When O’Cain brought up Laurel Park’s concerns at a meeting of the Local Government Committee for Cooperative Action, Flat Rock Mayor Nick Weedman said the village, too, objected to the bill. Weedman later joined Laurel Park officials in meetings with Edwards and Rep. Tim Moffitt.
“We feel as though Tim is more amenable to changes but Chuck doesn’t seem to be as amenable to those changes,” O’Cain said.
O’Cain’s suggested compromise would be a directive from the Legislature that “each community handle this themselves” with the requirement “that they must do something.”
On some of Laurel Park’s smaller lots “a builder could plop down a triplex and it would be fine” under Edwards’ legislation, O’Cain said. “We have some very narrow roads. The density would not accommodate enough parking. We would have vehicles parking on narrow roads, making it unsafe for our fire department to get through…. We are very much opposed to this bill.”

Bill targets conditional use permitting

Edwards also defended the part of his bill that restricts conditional use permits, which have become a common form of rezoning by the Hendersonville City Council and Henderson County Board of Commissioners. That form of rezoning allows local government to impose restrictions on everything from lighting to noise to hours of operation to sidewalks and open space. One example locally was the county commission’s vote in favor of a 699-unit residential development on the Tap Root Dairy property, which imposed dozens of conditions on the developer.

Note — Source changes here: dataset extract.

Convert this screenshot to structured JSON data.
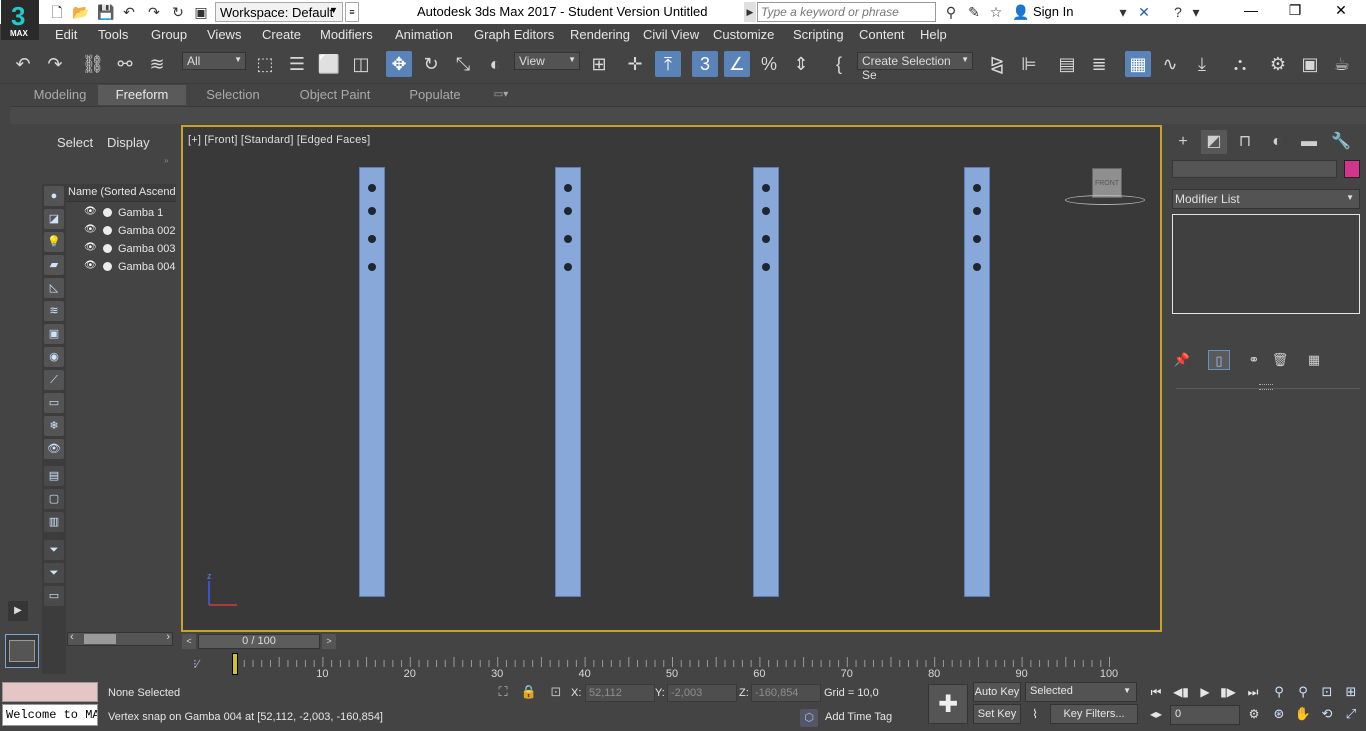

“I’ve heard a lot of good arguments from folks on why conditional use permits are necessary,” Edwards said, “but I believe in just listening to builders and developers and property owners around our district and around the state, the original intent of conditional use zoning has gone well beyond what was intended.”
He closed his defense of the bill before the Land of Sky members by issuing a challenge to “all of you out there that are opponents of this bill. I offer you the personal challenge that next time you hire a policeman, a fireman, an administrator, a sanitation worker in your local government — if you’ll put them in a car with you and drive them inside the borders of your local government and help them find a place to live that they can afford based on the salary that you offered them.”